While the previous season had thrown up an Old Firm derby, the first since Rangers’ absence from the top flight, it failed to live up to the billing. Mainly down to Rangers’ shambolic managerial situation and poor quality on the pitch, it was disappointing. Over a year later, Rangers looked revitalised under Mark Warburton and could pose an actual threat to Celtic on the day. They did, and more.

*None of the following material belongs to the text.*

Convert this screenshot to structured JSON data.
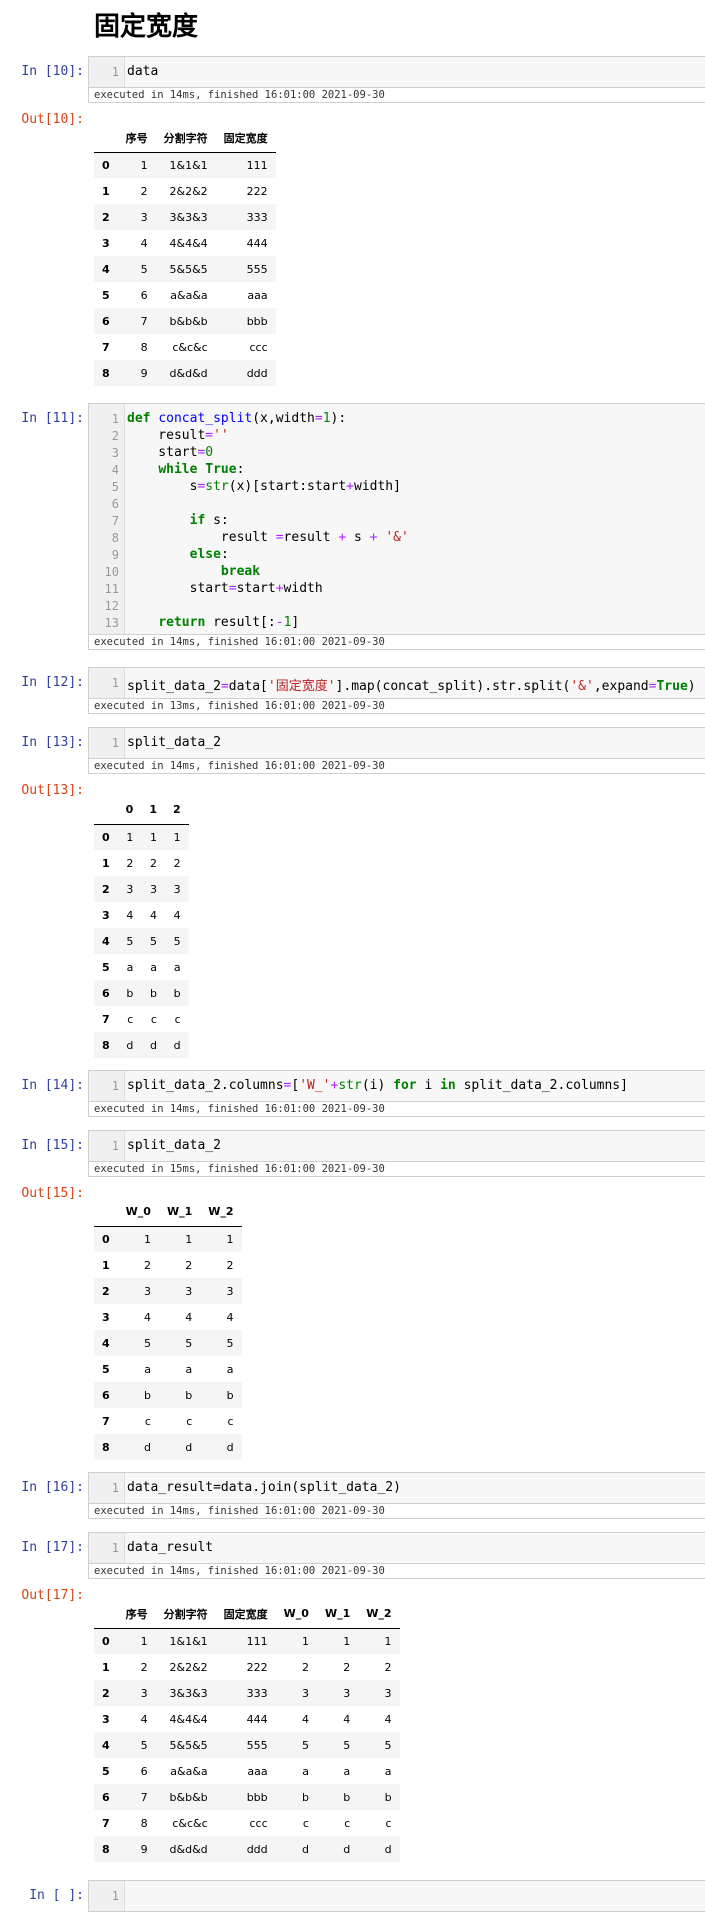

Taking the lead through Kenny Miller, the underdogs continued to take the game to Celtic. It required a regroup at half time from the Scottish champions, and they soon equalised through Erik Sviatchenko. A Barrie McKay wonder goal in extra-time looked to have sealed a place in the final, only for Tom Rogic to tie it up. In the end the match would go to penalties. Rogic would turn from hero to villain, missing the crucial spot-kick and sending Rangers through.